Ma is a movie that knows what it is precisely, what it wants to do and never tries to be anything more than that. Sometimes, that’s just what one needs in a trip to the movies and the latest Blumhouse thriller, directed by Tate Taylor (The Help, Get On Up), leans heavily into its schlock value. The only thing setting Ma apart from your shopworn thriller is its weaponized main attraction: Octavia Spencer.
“…Ma’s home becomes the hottest place to party in town.”
As the movie begins, Maggie (Diana Silvers) is moving to a new town with her mother Erica (Juliette Lewis). The two seem close and eager to start a new life after Maggie’s father leaves Erica for a new woman. Maggie is a bit shy, but a group of kids at school befriend her instantly, inviting her to a party, which she is reluctant to accept. Haley (McKaley Miller), Andy (Corey Fogelmanis), Chaz (Gianni Paolo) and Darrell (Dante Brown) like to hang out after school in secluded areas and drink but often have a hard time securing their alcohol. They force Maggie to stand outside a convenience store and convince patrons to buy their drinks. One woman, Sue Ann (Spencer), doesn’t like to idea of them driving around drinking but ultimately gives in to their request.
Sue Ann continues to fill their drink orders and seems to enjoy helping the kids out. She brings them back to her house and shows them her basement and tells them they are welcome to park there any time, as long as they don’t take the Lord’s name in vain, spit on her floor and don’t go upstairs. Darrell gives Sue Ann the titular nickname and Ma’s home becomes the hottest place to party in town.
“No plot point may ever shock you, but Ma is happy to make you feel uncomfortable along the way…”
It’s inherently weird that Sue Ann is hosting a houseful of teenagers and partying with them and watching the weirdness unfold is Ma’s twisted pleasure. The film’s trajectory feels familiar, and Ma doesn’t really hold a ton of surprises but is a genuine scream-at-screen delight. Waiting to see what Sue Ann will do next is part of the fun, even if we know each scene is building on an expected path. No plot point may ever shock you, but Ma is happy to make you feel uncomfortable along the way.
The greatest pleasure the movie has to offer is a chance to watch Spencer perform completely unhinged and relish every moment doing so. Spencer has been living in supporting roles, earning three Oscar nominations in the Best Supporting Actress category, including a win for The Help, so the fact she gets to sink her teeth into a villainous role is satisfying to watch. An actress of her stature is able to bring pathos to a character designed to hate, which gives Ma an edge over your average thriller. Hopefully, this isn’t the last time we see her lead a genre picture.

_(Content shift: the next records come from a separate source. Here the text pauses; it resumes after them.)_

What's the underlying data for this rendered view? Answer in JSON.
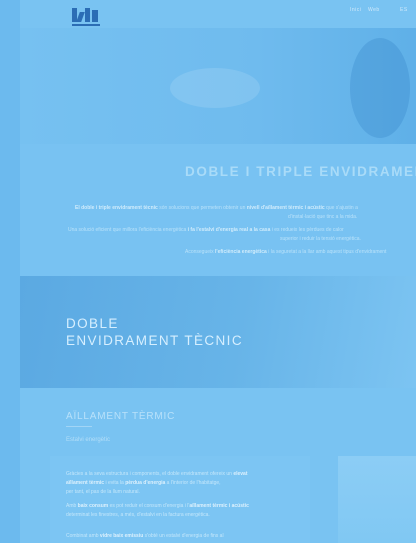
{
  "header": {
    "nav_items": [
      "Inici",
      "Web",
      "ES"
    ]
  },
  "intro": {
    "title": "DOBLE I TRIPLE ENVIDRAMENT",
    "p1a_bold": "El doble i triple envidrament tècnic",
    "p1a": " són solucions que permeten obtenir un ",
    "p1a_bold2": "nivell d'aïllament tèrmic i acústic",
    "p1a_tail": " que s'ajustin a",
    "p1b": "d'instal·lació que tinc a la mida.",
    "p2a": "Una solució eficient que millora l'eficiència energètica ",
    "p2a_bold": "i fa l'estalvi d'energia real a la casa",
    "p2a_tail": " i es redueix les pèrdues de calor",
    "p2b": "superior i reduir la tensió energètica.",
    "p3a": "Aconsegueix ",
    "p3a_bold": "l'eficiència energètica",
    "p3a_tail": " i la seguretat a la llar amb aquest tipus d'envidrament"
  },
  "banner": {
    "line1": "DOBLE",
    "line2": "ENVIDRAMENT TÈCNIC"
  },
  "thermal": {
    "title": "AÏLLAMENT TÈRMIC",
    "subtitle": "Estalvi energètic",
    "p1a": "Gràcies a la seva estructura i components, el doble envidrament ofereix un ",
    "p1a_bold": "elevat",
    "p1b_bold": "aïllament tèrmic",
    "p1b": " i evita la ",
    "p1b_bold2": "pèrdua d'energia",
    "p1b_tail": " a l'interior de l'habitatge,",
    "p1c": "per tant, el pas de la llum natural.",
    "p2a": "Amb ",
    "p2a_bold": "baix consum",
    "p2a_tail": " es pot reduir el consum d'energia i l'",
    "p2a_bold2": "aïllament tèrmic i acústic",
    "p2b": "determinat les finestres, a més, d'estalvi en la factura energètica.",
    "p3a": "Combinat amb ",
    "p3a_bold": "vidre baix emissiu",
    "p3a_tail": " s'obté un estalvi d'energia de fins al "
  },
  "colors": {
    "overlay": "#74c0f1",
    "logo": "#2b6db5"
  }
}
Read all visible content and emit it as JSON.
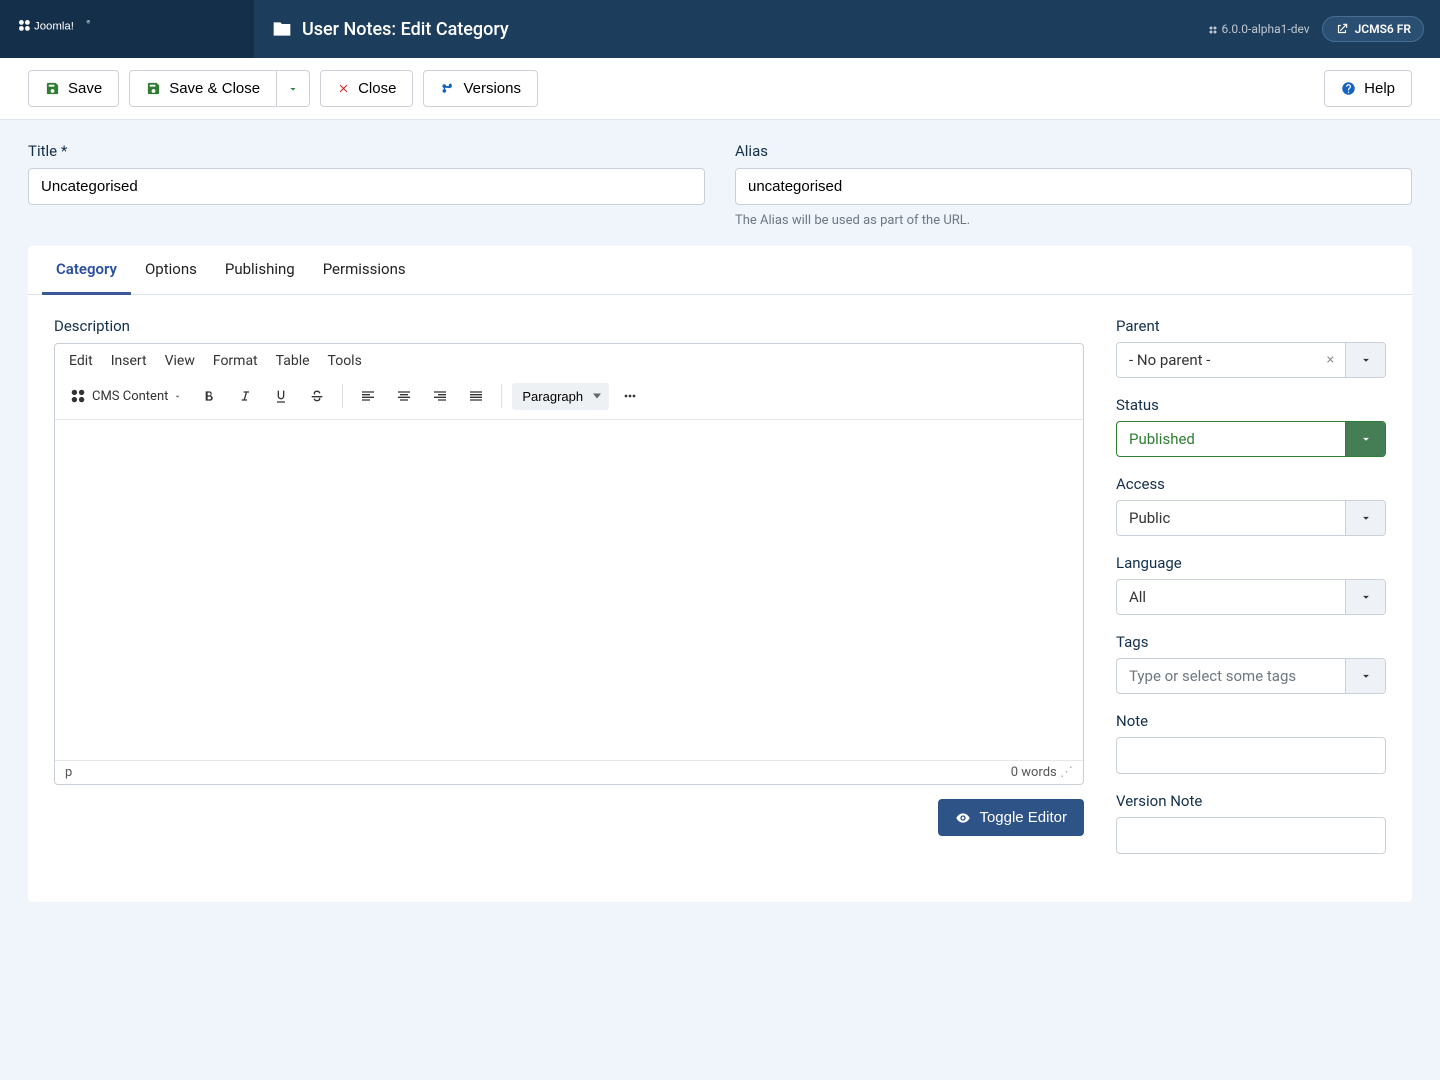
{
  "header": {
    "brand": "Joomla!",
    "title": "User Notes: Edit Category",
    "version": "6.0.0-alpha1-dev",
    "badge": "JCMS6 FR"
  },
  "toolbar": {
    "save": "Save",
    "save_close": "Save & Close",
    "close": "Close",
    "versions": "Versions",
    "help": "Help"
  },
  "form": {
    "title_label": "Title *",
    "title_value": "Uncategorised",
    "alias_label": "Alias",
    "alias_value": "uncategorised",
    "alias_hint": "The Alias will be used as part of the URL."
  },
  "tabs": {
    "category": "Category",
    "options": "Options",
    "publishing": "Publishing",
    "permissions": "Permissions"
  },
  "editor": {
    "description_label": "Description",
    "menu": {
      "edit": "Edit",
      "insert": "Insert",
      "view": "View",
      "format": "Format",
      "table": "Table",
      "tools": "Tools"
    },
    "cms_content": "CMS Content",
    "paragraph": "Paragraph",
    "path": "p",
    "wordcount": "0 words",
    "toggle": "Toggle Editor"
  },
  "sidebar": {
    "parent": {
      "label": "Parent",
      "value": "- No parent -"
    },
    "status": {
      "label": "Status",
      "value": "Published"
    },
    "access": {
      "label": "Access",
      "value": "Public"
    },
    "language": {
      "label": "Language",
      "value": "All"
    },
    "tags": {
      "label": "Tags",
      "placeholder": "Type or select some tags"
    },
    "note": {
      "label": "Note"
    },
    "version_note": {
      "label": "Version Note"
    }
  }
}
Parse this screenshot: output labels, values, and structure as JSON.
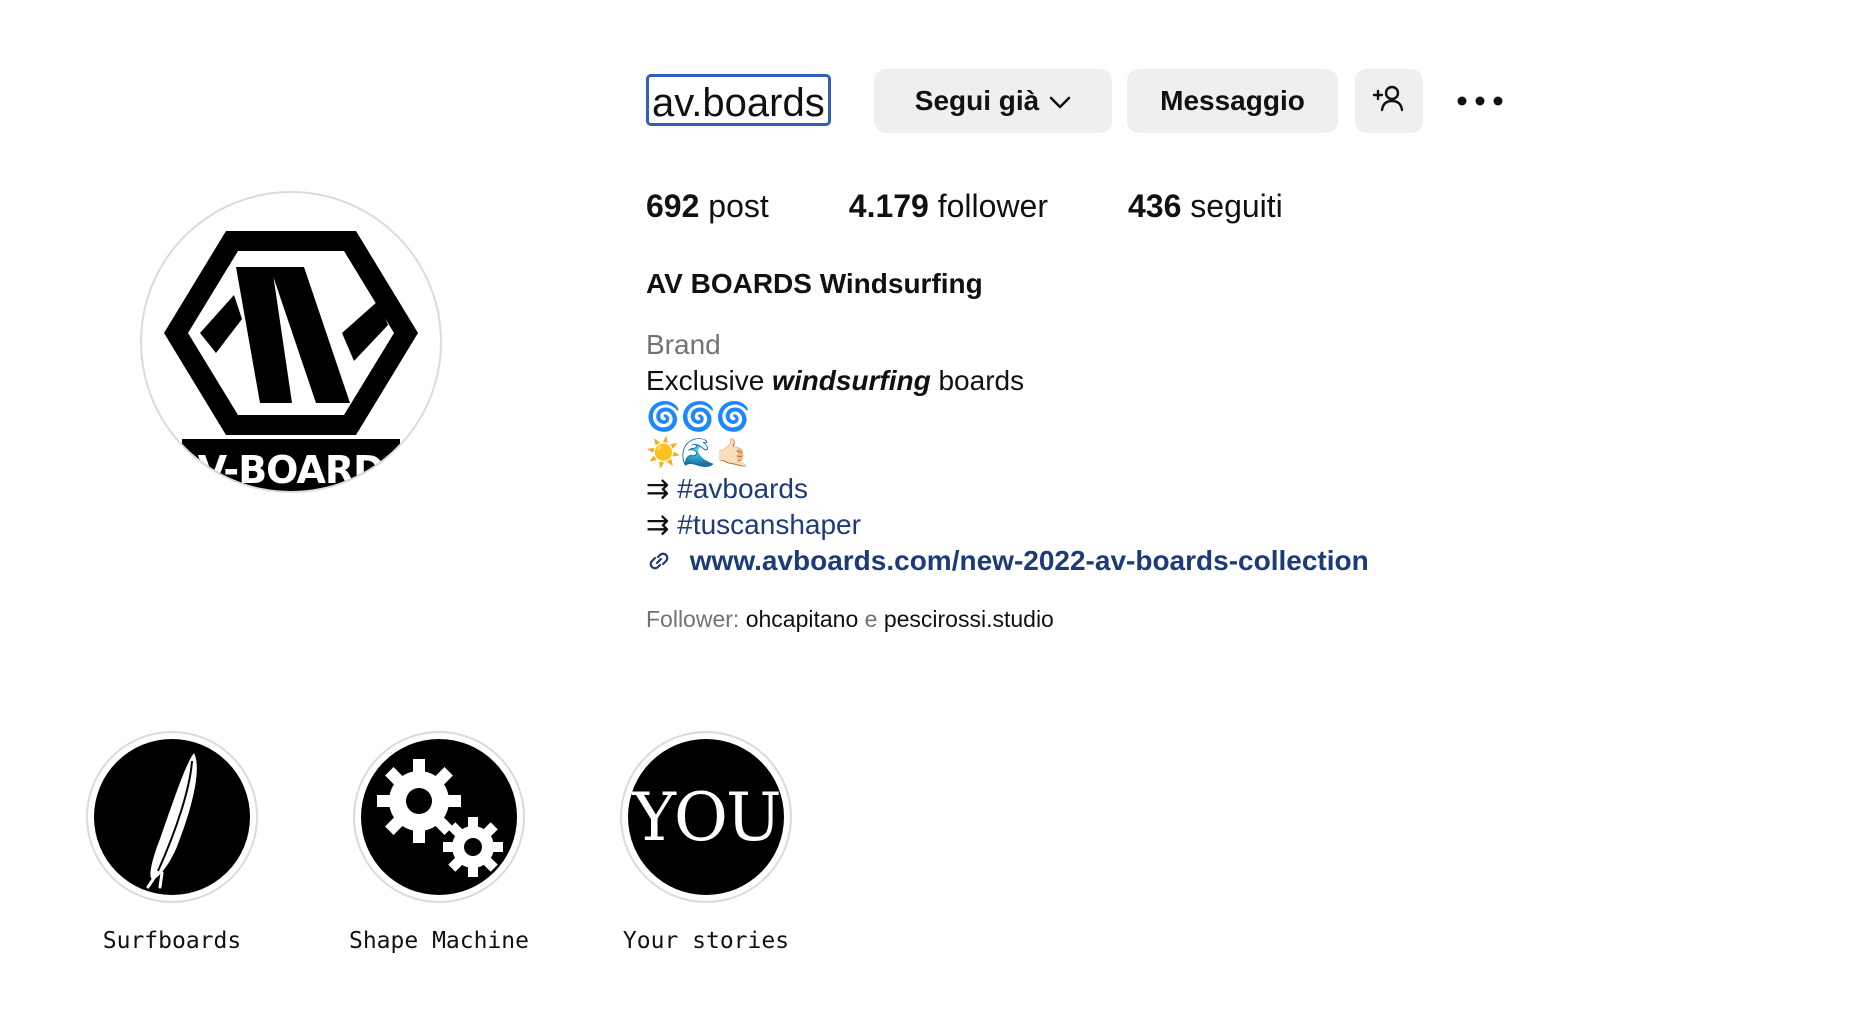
{
  "header": {
    "username": "av.boards",
    "follow_button": "Segui già",
    "message_button": "Messaggio"
  },
  "stats": {
    "posts_count": "692",
    "posts_label": "post",
    "followers_count": "4.179",
    "followers_label": "follower",
    "following_count": "436",
    "following_label": "seguiti"
  },
  "profile": {
    "full_name": "AV BOARDS Windsurfing",
    "avatar_text": "AV-BOARDS",
    "category": "Brand",
    "bio_prefix": "Exclusive",
    "bio_emph": "windsurfing",
    "bio_suffix": "boards",
    "emoji_line_1": "🌀🌀🌀",
    "emoji_line_2": "☀️🌊🤙🏻",
    "arrow": "⇉",
    "hashtag_1": "#avboards",
    "hashtag_2": "#tuscanshaper",
    "website": "www.avboards.com/new-2022-av-boards-collection"
  },
  "followed_by": {
    "label": "Follower:",
    "name_1": "ohcapitano",
    "joiner": "e",
    "name_2": "pescirossi.studio"
  },
  "highlights": [
    {
      "label": "Surfboards",
      "icon": "surfboard-icon"
    },
    {
      "label": "Shape Machine",
      "icon": "gears-icon"
    },
    {
      "label": "Your stories",
      "cover_text": "YOU"
    }
  ],
  "colors": {
    "link": "#1d3a7a",
    "button_bg": "#efefef",
    "muted": "#737373",
    "focus_outline": "#2f5fb8"
  }
}
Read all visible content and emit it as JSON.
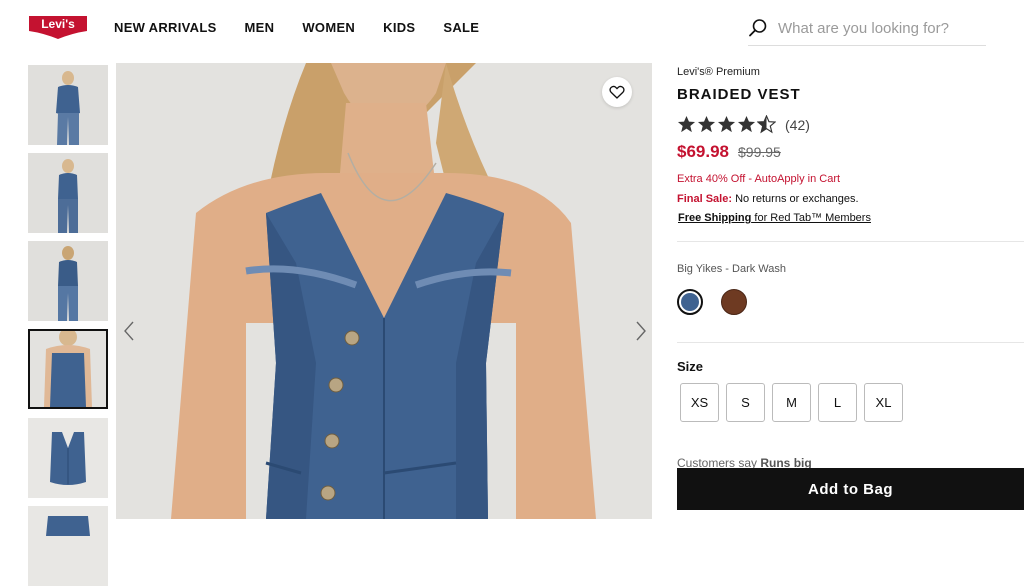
{
  "header": {
    "logo_text": "Levi's",
    "nav": [
      "NEW ARRIVALS",
      "MEN",
      "WOMEN",
      "KIDS",
      "SALE"
    ],
    "search_placeholder": "What are you looking for?"
  },
  "gallery": {
    "thumbnail_count": 6,
    "active_thumbnail": 4
  },
  "product": {
    "brand": "Levi's® Premium",
    "title": "BRAIDED VEST",
    "rating": 4.5,
    "review_count": "(42)",
    "sale_price": "$69.98",
    "original_price": "$99.95",
    "promo": "Extra 40% Off - AutoApply in Cart",
    "final_sale_label": "Final Sale:",
    "final_sale_text": " No returns or exchanges.",
    "shipping_bold": "Free Shipping",
    "shipping_text": " for Red Tab™ Members",
    "color_name": "Big Yikes - Dark Wash",
    "swatches": [
      {
        "name": "dark-wash",
        "color": "#3f6290",
        "selected": true
      },
      {
        "name": "brown",
        "color": "#6e3a22",
        "selected": false
      }
    ],
    "size_label": "Size",
    "sizes": [
      "XS",
      "S",
      "M",
      "L",
      "XL"
    ],
    "fit_note_prefix": "Customers say ",
    "fit_note_value": "Runs big",
    "add_to_bag": "Add to Bag"
  },
  "colors": {
    "brand_red": "#c41230",
    "sale_red": "#c41230",
    "denim": "#3f6290"
  }
}
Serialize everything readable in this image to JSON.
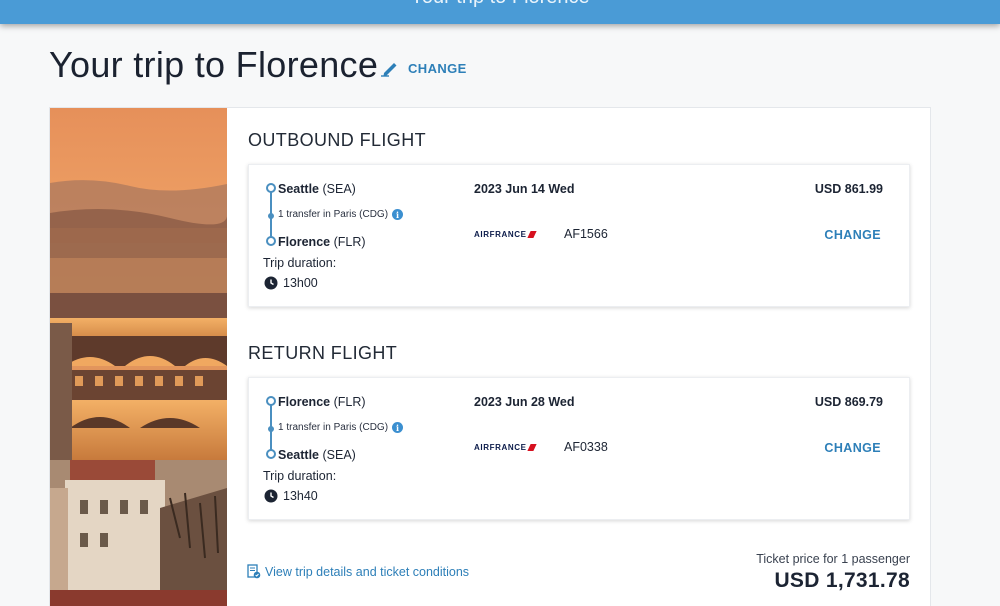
{
  "header": {
    "bar_title": "Your trip to Florence",
    "page_title": "Your trip to Florence",
    "change_label": "CHANGE"
  },
  "outbound": {
    "heading": "OUTBOUND FLIGHT",
    "origin_city": "Seattle",
    "origin_code": "(SEA)",
    "transfer": "1 transfer in Paris (CDG)",
    "dest_city": "Florence",
    "dest_code": "(FLR)",
    "duration_label": "Trip duration:",
    "duration": "13h00",
    "date": "2023 Jun 14 Wed",
    "airline": "AIRFRANCE",
    "flight_number": "AF1566",
    "price": "USD 861.99",
    "change_label": "CHANGE"
  },
  "return": {
    "heading": "RETURN FLIGHT",
    "origin_city": "Florence",
    "origin_code": "(FLR)",
    "transfer": "1 transfer in Paris (CDG)",
    "dest_city": "Seattle",
    "dest_code": "(SEA)",
    "duration_label": "Trip duration:",
    "duration": "13h40",
    "date": "2023 Jun 28 Wed",
    "airline": "AIRFRANCE",
    "flight_number": "AF0338",
    "price": "USD 869.79",
    "change_label": "CHANGE"
  },
  "footer": {
    "details_link": "View trip details and ticket conditions",
    "ticket_label": "Ticket price for 1 passenger",
    "total": "USD 1,731.78"
  },
  "colors": {
    "accent": "#2d7fb8",
    "header_bar": "#4a9bd6",
    "airline_red": "#d6101f"
  },
  "icons": [
    "pencil-icon",
    "info-icon",
    "clock-icon",
    "document-check-icon"
  ]
}
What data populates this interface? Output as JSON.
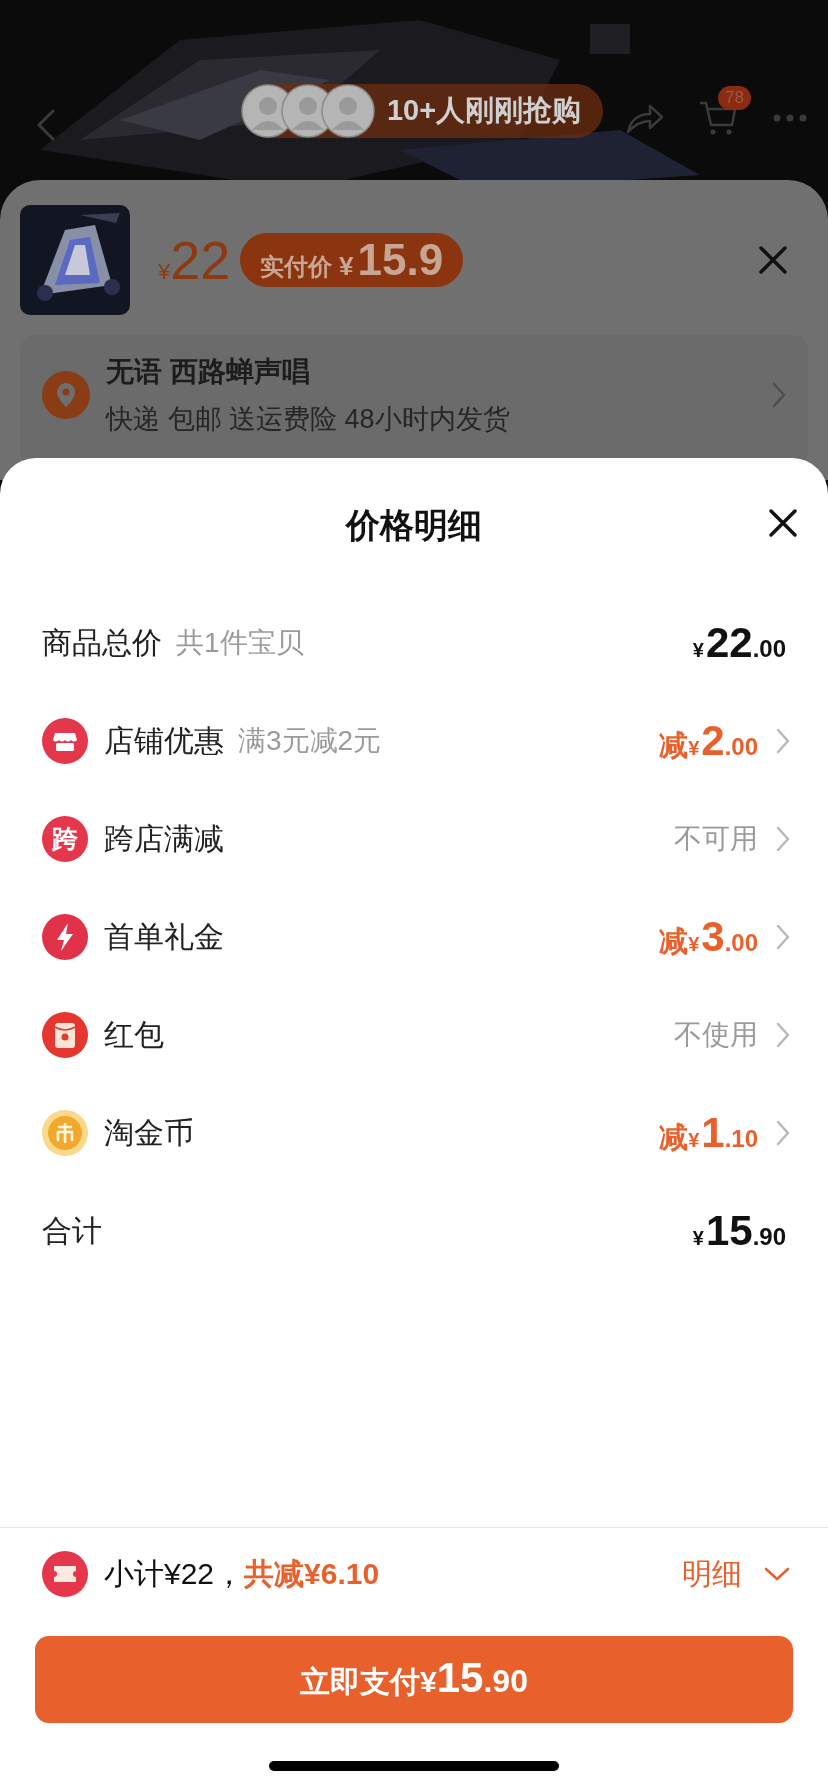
{
  "header": {
    "buyers_text": "10+人刚刚抢购",
    "cart_count": "78"
  },
  "product_sheet": {
    "price": "¥22",
    "pay_badge": "实付价 ¥15.9",
    "address": {
      "name": "无语 西路蝉声唱",
      "shipping": "快递 包邮 送运费险 48小时内发货"
    }
  },
  "detail": {
    "title": "价格明细",
    "rows": [
      {
        "kind": "total",
        "label": "商品总价",
        "note": "共1件宝贝",
        "value": "¥22.00"
      },
      {
        "kind": "discount",
        "label": "店铺优惠",
        "note": "满3元减2元",
        "value": "减¥2.00"
      },
      {
        "kind": "status",
        "icon_text": "跨",
        "label": "跨店满减",
        "value": "不可用"
      },
      {
        "kind": "discount",
        "label": "首单礼金",
        "value": "减¥3.00"
      },
      {
        "kind": "status",
        "label": "红包",
        "value": "不使用"
      },
      {
        "kind": "discount",
        "label": "淘金币",
        "value": "减¥1.10"
      },
      {
        "kind": "total",
        "label": "合计",
        "value": "¥15.90"
      }
    ]
  },
  "summary": {
    "subtotal": "小计¥22，",
    "discount": "共减¥6.10",
    "toggle": "明细"
  },
  "pay_button": "立即支付¥15.90"
}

Ma (2019) Directed by Tate Taylor. Written by Scotty Landes. Starring Octavia Spencer, Diana Silvers, Juliette Lewis, McKaley Miller, Corey Fogelmanis, Gianni Paolo and Dante Brown.
7 out of 10